- _EXERCISE_
Retype each line below precisely.

(MATERIALS PROVIDED begins)

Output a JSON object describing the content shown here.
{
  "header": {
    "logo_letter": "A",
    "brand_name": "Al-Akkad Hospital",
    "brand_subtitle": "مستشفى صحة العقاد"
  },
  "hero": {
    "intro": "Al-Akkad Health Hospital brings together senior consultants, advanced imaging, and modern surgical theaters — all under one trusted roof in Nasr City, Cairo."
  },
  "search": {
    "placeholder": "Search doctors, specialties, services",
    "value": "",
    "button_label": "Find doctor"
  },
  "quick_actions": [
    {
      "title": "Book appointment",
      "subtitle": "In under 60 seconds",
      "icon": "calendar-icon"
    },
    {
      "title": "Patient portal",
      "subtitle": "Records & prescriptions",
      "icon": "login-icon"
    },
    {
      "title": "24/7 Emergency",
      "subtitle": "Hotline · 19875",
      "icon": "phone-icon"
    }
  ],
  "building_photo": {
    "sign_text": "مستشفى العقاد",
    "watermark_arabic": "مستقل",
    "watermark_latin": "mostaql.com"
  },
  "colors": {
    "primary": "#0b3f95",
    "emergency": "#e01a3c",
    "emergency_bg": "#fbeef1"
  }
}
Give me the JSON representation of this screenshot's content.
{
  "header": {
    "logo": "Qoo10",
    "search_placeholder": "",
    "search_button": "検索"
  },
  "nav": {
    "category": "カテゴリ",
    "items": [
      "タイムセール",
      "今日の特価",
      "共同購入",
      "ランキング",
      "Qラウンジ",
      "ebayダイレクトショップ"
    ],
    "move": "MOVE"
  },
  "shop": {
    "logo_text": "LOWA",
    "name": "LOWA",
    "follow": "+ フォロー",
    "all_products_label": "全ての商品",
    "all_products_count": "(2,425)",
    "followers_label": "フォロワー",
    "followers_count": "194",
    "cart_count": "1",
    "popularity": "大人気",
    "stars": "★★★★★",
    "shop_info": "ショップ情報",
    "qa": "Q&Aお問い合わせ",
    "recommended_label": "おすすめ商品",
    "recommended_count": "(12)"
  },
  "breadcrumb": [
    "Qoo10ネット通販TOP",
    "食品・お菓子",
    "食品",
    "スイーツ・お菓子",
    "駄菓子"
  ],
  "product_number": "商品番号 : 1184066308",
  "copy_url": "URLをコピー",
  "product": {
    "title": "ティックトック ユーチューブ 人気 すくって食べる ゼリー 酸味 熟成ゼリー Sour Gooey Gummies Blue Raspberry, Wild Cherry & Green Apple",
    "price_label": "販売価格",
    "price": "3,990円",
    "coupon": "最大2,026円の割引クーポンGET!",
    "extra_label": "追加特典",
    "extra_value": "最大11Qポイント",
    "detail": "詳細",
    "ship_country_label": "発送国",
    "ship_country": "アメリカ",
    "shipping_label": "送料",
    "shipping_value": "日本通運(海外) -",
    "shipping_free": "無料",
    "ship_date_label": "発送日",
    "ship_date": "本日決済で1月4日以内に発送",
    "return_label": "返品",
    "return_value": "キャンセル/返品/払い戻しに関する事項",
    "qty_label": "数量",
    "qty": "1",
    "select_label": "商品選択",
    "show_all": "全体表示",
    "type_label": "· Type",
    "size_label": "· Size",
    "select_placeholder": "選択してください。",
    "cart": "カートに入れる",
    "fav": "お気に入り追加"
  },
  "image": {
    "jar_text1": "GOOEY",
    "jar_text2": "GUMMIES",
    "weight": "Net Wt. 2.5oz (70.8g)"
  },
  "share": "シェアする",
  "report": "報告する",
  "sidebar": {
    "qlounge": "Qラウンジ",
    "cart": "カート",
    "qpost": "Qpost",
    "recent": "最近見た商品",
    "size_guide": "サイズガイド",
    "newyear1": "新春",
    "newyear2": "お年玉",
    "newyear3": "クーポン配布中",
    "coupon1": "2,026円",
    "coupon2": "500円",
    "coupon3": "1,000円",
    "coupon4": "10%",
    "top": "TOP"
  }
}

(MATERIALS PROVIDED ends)

- _OUTPUT OF THE TASK_
Output a JSON object describing the content shown here.
{
  "header": {
    "logo_letter": "A",
    "brand_name": "Al-Akkad Hospital",
    "brand_subtitle": "مستشفى صحة العقاد"
  },
  "hero": {
    "intro": "Al-Akkad Health Hospital brings together senior consultants, advanced imaging, and modern surgical theaters — all under one trusted roof in Nasr City, Cairo."
  },
  "search": {
    "placeholder": "Search doctors, specialties, services",
    "value": "",
    "button_label": "Find doctor"
  },
  "quick_actions": [
    {
      "title": "Book appointment",
      "subtitle": "In under 60 seconds",
      "icon": "calendar-icon"
    },
    {
      "title": "Patient portal",
      "subtitle": "Records & prescriptions",
      "icon": "login-icon"
    },
    {
      "title": "24/7 Emergency",
      "subtitle": "Hotline · 19875",
      "icon": "phone-icon"
    }
  ],
  "building_photo": {
    "sign_text": "مستشفى العقاد",
    "watermark_arabic": "مستقل",
    "watermark_latin": "mostaql.com"
  },
  "colors": {
    "primary": "#0b3f95",
    "emergency": "#e01a3c",
    "emergency_bg": "#fbeef1"
  }
}
Give me the JSON representation of this screenshot's content.
{
  "header": {
    "logo": "Qoo10",
    "search_placeholder": "",
    "search_button": "検索"
  },
  "nav": {
    "category": "カテゴリ",
    "items": [
      "タイムセール",
      "今日の特価",
      "共同購入",
      "ランキング",
      "Qラウンジ",
      "ebayダイレクトショップ"
    ],
    "move": "MOVE"
  },
  "shop": {
    "logo_text": "LOWA",
    "name": "LOWA",
    "follow": "+ フォロー",
    "all_products_label": "全ての商品",
    "all_products_count": "(2,425)",
    "followers_label": "フォロワー",
    "followers_count": "194",
    "cart_count": "1",
    "popularity": "大人気",
    "stars": "★★★★★",
    "shop_info": "ショップ情報",
    "qa": "Q&Aお問い合わせ",
    "recommended_label": "おすすめ商品",
    "recommended_count": "(12)"
  },
  "breadcrumb": [
    "Qoo10ネット通販TOP",
    "食品・お菓子",
    "食品",
    "スイーツ・お菓子",
    "駄菓子"
  ],
  "product_number": "商品番号 : 1184066308",
  "copy_url": "URLをコピー",
  "product": {
    "title": "ティックトック ユーチューブ 人気 すくって食べる ゼリー 酸味 熟成ゼリー Sour Gooey Gummies Blue Raspberry, Wild Cherry & Green Apple",
    "price_label": "販売価格",
    "price": "3,990円",
    "coupon": "最大2,026円の割引クーポンGET!",
    "extra_label": "追加特典",
    "extra_value": "最大11Qポイント",
    "detail": "詳細",
    "ship_country_label": "発送国",
    "ship_country": "アメリカ",
    "shipping_label": "送料",
    "shipping_value": "日本通運(海外) -",
    "shipping_free": "無料",
    "ship_date_label": "発送日",
    "ship_date": "本日決済で1月4日以内に発送",
    "return_label": "返品",
    "return_value": "キャンセル/返品/払い戻しに関する事項",
    "qty_label": "数量",
    "qty": "1",
    "select_label": "商品選択",
    "show_all": "全体表示",
    "type_label": "· Type",
    "size_label": "· Size",
    "select_placeholder": "選択してください。",
    "cart": "カートに入れる",
    "fav": "お気に入り追加"
  },
  "image": {
    "jar_text1": "GOOEY",
    "jar_text2": "GUMMIES",
    "weight": "Net Wt. 2.5oz (70.8g)"
  },
  "share": "シェアする",
  "report": "報告する",
  "sidebar": {
    "qlounge": "Qラウンジ",
    "cart": "カート",
    "qpost": "Qpost",
    "recent": "最近見た商品",
    "size_guide": "サイズガイド",
    "newyear1": "新春",
    "newyear2": "お年玉",
    "newyear3": "クーポン配布中",
    "coupon1": "2,026円",
    "coupon2": "500円",
    "coupon3": "1,000円",
    "coupon4": "10%",
    "top": "TOP"
  }
}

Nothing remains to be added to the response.